“It’s actually worse (for Priebus) to talk directly to the FBI than to go through DOJ,” a former Obama administration official explained. “The FBI is supposed to have another level of independence. … The public has to believe that the FBI is calling balls and strikes and isn’t representing one political party or another.”
“It would be unusual for the FBI director or the deputy director to have conversations with White House officials without the presence of the attorney general or deputy attorney general,” Gonzales said.
“As the attorney general, I would’ve felt it more appropriate for the chief of staff to contact me and then I would have a conversation with the director of the FBI,” Gonzales added.
Another US official who worked under both Democratic and Republican administrations in law enforcement said from institutional perspective, it was drilled into agents that “all contact between the White House and Justice Department went through a single point of contact – the Office of the Deputy Attorney General to White House counsel.”
No one disputes that did not happen in this case.

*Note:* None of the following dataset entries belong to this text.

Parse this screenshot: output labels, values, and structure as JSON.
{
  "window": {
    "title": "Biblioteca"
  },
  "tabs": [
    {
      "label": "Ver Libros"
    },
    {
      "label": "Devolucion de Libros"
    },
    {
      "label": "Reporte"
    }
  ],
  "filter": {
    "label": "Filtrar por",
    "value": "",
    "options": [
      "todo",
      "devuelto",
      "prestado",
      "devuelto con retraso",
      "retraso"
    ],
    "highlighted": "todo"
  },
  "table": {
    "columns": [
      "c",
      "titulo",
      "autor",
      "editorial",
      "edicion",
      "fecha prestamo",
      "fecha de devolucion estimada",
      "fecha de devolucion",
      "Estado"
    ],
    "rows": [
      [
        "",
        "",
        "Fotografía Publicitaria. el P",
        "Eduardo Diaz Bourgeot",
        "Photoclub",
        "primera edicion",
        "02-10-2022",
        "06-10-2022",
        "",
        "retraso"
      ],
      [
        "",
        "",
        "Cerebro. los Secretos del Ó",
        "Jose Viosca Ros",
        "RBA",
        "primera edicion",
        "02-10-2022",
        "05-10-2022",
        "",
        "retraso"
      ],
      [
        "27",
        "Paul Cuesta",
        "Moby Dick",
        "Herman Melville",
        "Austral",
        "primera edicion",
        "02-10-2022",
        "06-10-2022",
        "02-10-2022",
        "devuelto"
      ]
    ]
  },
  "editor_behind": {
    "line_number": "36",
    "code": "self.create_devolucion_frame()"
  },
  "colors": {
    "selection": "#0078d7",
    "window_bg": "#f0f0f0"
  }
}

Were lines observed?
The thornier question – whether the underlying substance of any discussions between Priebus and the FBI about an ongoing criminal investigation demonstrates the reality or appearance of improper influence – may come down to a factual matter.

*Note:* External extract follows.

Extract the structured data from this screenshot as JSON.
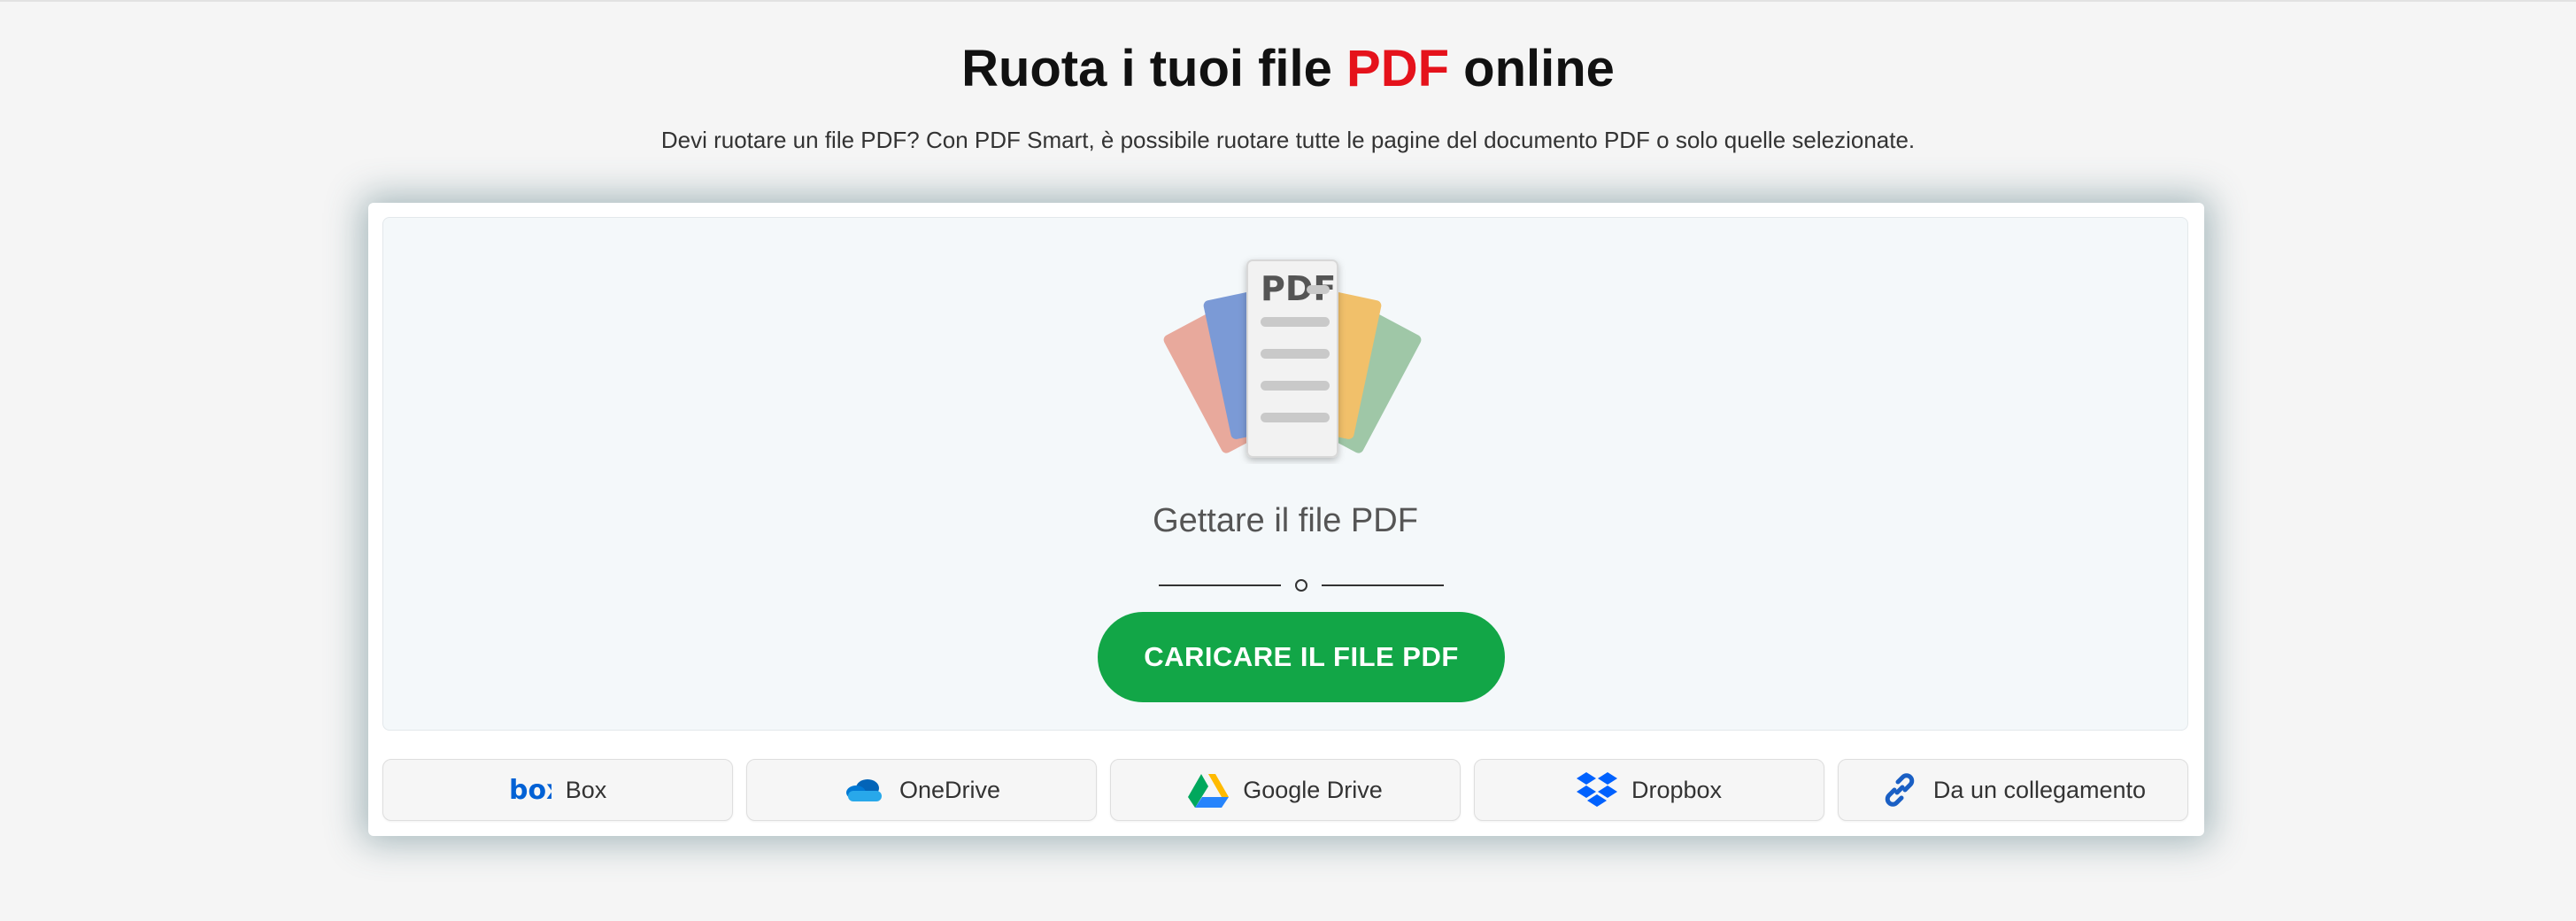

If Priebus called the FBI directly and tried to influence its investigation in any way, then most former government officials agree that would have been inappropriate.
“Nobody from the White House has any business talking to the FBI about any investigation into Russian influence on the election – you just don’t talk to the FBI about that, full stop,” said another former Obama official.
“You really wouldn’t touch that with a 10-foot pole,” the official said.
But some former White House lawyers say that if the Trump administration’s assertion is true – that the FBI, not Priebus, initiated the original conversation – then it is disingenuous to expect Priebus to walk away covering his ears.
“The more important question is what happens next,” explained one former Obama administration official.
If the conversation ended after Comey said that he couldn’t comment on the matter, then that is the end of the story.
“But here’s where it could go wrong: if Priebus tries to assert leverage or influence over the investigation, then he’s crossed the line,” the former official explained.
Gonzales said he would not have a problem with the FBI providing the White House with an update on the status of the investigation (or the White House asking for one), but he too drew a line at discussing the details of the investigation.
“I think the FBI has learned its lesson about talking about an investigation while it’s ongoing based upon the investigation of the Hillary Clinton emails,” Gonzales said.
Other government ethics experts said that the details of the discussions are what matters and the idea that Priebus only discussed The New York Times story, not the underlying facts of the FBI investigation, seems improbable.
“It’s not a line that holds up at all,” one former Obama official told CNN. “It’s a distinction without a difference, because you can’t talk about the story (on alleged constant contact between Trump advisers and Russians known to US intelligence) without getting into the fact that there is ongoing investigation (into Russian influence on the election).”
Harvard Law School professor Laurence H. Tribe said that “the important fact is that the White House and the FBI were improperly discussing an ongoing investigation, particularly one that directly involves the President’s inner circle and possibly the President himself, regardless of who initiated the communications at issue.”
“(These are the type) of backchannel manipulations the nation learned to avoid after Watergate,” Tribe said.
CNN’s Pamela Brown, Evan Perez and Mary Kay Mallonee contributed to this report.